I came to Lebanon around 3 years ago because of the continuous bombing of my hometown of Tel Kelekh by the regime army. I used to come to Lebanon because I have relatives here but this time was different because now we are refugees. We used to go for 10 days at a time and would then return to Syria but, this time, I think we are here to stay until the regime is gone.
I brought with me pictures of my friends and family members. I wanted to keep them with me. Despite the bombings, my house was still ok when I left. But after I crossed the borders we saw on YouTube that our house was totally destroyed. It was a good thing I brought these pictures with me because they would have been lost in all that destruction. I would have lost some of my memories.
I crossed the border legally, by myself. My family - my mother and sisters - crossed before me on the same day because we could not pass all together. Although I was crossing on my own, they realized some family members with the same name had crossed before and they stopped me to check on it. They kept asking: "Why are you going to Lebanon? Why did not all of you go together?"
It appeared they just wanted some money from us so we bribed them. They said that without paying any money they would not allow me to cross. They went through my luggage. Another family was crossing at the same time as me but they were not allowed across the border. The trip took 1 hour from Tel Kelekh to Dabussy. I did not have any problems at all once I was on the Lebanese side. I travelled from Aleppo to Homs. Then I took the road to Tel Kelekh and Dabussy. In the end I arrived in Tripoli. I spent 10 days in Tel Kelekh to see what was going on. At the time Aleppo was still calm. Those 10 days were unbearable. Yes, Tel Kelekh was bombed in the early days. Bullets shot through every wall in our house. Our neighborhood was attacked because we had a field hospital in our street, across from our house. I thought I was going to die the very next moment. There was no way I could have a life in this house. We heard the bombs used by the regime can go through 4 walls and we only had one roof above our heads. Therefore we made the decision that there was no way we could stay.

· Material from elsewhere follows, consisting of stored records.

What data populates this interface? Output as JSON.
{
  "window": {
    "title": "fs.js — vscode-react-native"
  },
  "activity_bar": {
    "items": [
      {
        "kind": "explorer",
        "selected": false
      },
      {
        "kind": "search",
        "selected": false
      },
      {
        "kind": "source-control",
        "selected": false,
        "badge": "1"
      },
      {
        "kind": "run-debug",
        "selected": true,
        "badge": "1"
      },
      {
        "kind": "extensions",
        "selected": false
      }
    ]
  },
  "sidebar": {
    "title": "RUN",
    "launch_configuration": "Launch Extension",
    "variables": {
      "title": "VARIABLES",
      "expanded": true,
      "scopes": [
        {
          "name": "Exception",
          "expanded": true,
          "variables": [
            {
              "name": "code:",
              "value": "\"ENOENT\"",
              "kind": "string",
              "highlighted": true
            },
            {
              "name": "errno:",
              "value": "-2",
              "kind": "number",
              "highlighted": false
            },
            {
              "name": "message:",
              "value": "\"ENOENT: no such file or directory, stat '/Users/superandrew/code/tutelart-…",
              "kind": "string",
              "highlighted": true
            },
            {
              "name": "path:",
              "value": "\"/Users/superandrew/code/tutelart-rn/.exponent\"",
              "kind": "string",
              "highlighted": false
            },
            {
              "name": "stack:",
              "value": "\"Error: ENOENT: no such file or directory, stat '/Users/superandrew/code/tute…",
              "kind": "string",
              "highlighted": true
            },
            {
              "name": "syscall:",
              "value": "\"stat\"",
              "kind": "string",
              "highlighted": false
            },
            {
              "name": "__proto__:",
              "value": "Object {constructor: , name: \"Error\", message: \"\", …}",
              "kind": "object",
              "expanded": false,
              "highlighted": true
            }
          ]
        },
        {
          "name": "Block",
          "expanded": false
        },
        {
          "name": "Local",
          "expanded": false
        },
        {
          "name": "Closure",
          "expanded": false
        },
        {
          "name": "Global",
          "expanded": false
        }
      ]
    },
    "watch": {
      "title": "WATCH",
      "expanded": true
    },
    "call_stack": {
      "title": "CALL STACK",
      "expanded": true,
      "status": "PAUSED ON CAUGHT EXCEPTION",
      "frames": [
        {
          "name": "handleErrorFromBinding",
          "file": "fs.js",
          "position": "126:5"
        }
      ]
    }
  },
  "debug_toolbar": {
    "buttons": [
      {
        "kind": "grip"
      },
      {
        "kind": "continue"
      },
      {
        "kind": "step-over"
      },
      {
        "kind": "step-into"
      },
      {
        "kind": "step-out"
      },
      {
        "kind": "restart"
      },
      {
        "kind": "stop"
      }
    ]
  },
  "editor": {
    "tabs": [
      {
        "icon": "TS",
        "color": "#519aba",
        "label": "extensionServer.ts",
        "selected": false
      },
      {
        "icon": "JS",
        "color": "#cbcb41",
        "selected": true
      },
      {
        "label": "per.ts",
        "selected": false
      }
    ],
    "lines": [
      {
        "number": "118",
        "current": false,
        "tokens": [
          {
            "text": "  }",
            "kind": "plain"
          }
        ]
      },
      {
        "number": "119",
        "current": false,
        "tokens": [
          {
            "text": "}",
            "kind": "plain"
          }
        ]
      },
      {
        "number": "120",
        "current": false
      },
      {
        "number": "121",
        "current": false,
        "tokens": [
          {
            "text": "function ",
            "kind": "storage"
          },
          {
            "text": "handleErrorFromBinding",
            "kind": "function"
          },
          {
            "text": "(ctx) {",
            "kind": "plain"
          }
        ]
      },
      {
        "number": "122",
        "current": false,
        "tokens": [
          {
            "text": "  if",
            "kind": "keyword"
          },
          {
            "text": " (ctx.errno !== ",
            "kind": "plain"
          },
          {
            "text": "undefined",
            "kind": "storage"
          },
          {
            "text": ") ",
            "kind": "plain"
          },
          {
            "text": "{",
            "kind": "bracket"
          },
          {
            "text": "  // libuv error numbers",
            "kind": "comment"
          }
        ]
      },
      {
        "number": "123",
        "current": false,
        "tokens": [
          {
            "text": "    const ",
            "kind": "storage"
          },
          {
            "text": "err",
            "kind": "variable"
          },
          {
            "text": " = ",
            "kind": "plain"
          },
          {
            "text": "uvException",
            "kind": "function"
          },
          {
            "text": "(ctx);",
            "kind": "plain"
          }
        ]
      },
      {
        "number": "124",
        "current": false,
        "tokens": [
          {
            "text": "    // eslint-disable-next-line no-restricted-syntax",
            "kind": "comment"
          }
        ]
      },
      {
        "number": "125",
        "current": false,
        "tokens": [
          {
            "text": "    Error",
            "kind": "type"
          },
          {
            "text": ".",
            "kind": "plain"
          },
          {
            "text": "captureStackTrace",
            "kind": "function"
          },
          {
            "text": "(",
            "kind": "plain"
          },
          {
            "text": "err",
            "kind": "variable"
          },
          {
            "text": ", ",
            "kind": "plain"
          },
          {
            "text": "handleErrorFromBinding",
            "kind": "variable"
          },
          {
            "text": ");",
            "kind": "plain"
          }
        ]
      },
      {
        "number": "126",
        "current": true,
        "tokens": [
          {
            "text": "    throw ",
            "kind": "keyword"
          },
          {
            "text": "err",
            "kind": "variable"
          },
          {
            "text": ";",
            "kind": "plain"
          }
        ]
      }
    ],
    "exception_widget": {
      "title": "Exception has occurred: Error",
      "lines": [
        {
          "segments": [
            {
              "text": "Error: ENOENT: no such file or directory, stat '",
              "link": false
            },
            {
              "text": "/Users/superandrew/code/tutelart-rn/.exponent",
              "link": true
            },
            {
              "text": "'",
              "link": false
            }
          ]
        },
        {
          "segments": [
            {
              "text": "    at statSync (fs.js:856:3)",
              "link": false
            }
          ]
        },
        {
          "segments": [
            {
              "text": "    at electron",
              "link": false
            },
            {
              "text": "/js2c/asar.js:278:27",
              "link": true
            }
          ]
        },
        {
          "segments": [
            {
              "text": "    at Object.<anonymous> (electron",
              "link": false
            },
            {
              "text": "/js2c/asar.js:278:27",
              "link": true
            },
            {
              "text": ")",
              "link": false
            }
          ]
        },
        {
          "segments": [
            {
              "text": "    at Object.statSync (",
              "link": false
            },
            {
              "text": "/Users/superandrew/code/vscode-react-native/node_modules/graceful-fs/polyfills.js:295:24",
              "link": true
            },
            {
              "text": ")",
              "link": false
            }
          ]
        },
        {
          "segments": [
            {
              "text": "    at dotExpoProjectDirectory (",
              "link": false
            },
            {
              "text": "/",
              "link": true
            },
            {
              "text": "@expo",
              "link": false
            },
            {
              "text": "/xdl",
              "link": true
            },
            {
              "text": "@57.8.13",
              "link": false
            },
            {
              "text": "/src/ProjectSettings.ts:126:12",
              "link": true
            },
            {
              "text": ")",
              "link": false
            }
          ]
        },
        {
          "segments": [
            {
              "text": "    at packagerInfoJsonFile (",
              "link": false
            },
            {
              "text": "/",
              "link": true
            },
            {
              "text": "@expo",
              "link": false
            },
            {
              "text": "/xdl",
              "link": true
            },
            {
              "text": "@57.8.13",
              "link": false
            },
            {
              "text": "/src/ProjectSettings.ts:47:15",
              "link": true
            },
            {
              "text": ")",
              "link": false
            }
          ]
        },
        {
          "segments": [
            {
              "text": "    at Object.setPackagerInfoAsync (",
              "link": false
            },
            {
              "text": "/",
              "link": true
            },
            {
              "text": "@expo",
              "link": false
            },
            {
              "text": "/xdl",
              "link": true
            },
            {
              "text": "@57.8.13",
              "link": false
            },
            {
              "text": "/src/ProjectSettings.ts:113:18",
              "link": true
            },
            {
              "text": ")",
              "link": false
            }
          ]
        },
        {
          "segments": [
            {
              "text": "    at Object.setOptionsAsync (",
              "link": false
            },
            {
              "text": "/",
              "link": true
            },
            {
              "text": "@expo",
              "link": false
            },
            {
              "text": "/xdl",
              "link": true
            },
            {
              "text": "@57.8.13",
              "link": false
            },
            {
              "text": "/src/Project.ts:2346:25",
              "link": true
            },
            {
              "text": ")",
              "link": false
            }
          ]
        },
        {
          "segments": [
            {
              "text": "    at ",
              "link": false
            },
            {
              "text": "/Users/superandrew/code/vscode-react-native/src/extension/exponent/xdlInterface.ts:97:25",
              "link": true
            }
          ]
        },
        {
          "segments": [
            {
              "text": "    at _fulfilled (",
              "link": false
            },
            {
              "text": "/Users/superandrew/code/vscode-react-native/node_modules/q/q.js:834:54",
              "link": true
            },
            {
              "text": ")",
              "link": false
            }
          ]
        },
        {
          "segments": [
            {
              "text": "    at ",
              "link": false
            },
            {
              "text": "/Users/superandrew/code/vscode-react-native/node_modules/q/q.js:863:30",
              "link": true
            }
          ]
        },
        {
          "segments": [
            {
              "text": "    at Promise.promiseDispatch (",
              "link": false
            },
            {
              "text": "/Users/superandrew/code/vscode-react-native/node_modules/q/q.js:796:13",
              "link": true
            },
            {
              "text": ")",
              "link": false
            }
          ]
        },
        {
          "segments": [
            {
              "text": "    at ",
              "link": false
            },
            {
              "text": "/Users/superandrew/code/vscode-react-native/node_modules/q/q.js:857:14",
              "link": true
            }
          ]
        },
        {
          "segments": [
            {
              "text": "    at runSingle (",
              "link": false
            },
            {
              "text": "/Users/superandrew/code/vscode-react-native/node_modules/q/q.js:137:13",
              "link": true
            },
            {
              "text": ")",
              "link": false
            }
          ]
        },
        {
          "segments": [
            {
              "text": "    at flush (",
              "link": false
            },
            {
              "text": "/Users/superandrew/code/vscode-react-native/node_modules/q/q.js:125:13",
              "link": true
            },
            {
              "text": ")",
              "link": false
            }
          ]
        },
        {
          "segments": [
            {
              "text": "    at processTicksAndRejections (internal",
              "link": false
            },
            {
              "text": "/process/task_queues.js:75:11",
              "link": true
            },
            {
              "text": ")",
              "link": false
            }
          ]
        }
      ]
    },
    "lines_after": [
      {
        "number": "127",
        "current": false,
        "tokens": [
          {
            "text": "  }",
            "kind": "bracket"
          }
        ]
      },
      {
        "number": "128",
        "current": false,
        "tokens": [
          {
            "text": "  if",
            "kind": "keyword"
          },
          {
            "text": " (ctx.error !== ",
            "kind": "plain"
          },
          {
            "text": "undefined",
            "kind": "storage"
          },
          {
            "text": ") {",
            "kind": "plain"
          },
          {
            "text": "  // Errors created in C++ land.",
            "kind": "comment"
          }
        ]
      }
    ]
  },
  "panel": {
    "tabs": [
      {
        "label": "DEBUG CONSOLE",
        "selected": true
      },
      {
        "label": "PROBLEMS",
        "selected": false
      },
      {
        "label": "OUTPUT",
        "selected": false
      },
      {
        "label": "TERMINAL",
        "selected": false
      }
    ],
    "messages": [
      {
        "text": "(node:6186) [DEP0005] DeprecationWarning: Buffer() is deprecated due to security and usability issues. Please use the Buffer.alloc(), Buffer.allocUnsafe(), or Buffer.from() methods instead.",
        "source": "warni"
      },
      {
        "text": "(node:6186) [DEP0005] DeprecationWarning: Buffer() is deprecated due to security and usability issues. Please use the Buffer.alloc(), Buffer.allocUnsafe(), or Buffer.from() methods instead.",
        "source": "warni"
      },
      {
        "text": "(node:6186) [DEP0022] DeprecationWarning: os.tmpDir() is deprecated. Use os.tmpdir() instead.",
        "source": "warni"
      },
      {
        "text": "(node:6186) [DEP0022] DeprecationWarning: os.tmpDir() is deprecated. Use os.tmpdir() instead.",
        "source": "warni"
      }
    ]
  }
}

I do not know how long I can stay here for. Even if the regime was gone, we have no houses in Syria anymore. It would be a while before we could settle back in Syria after losing all our clothes and furniture that was either stolen or burnt. I used to study business management at Aleppo University but I had to break off my studies.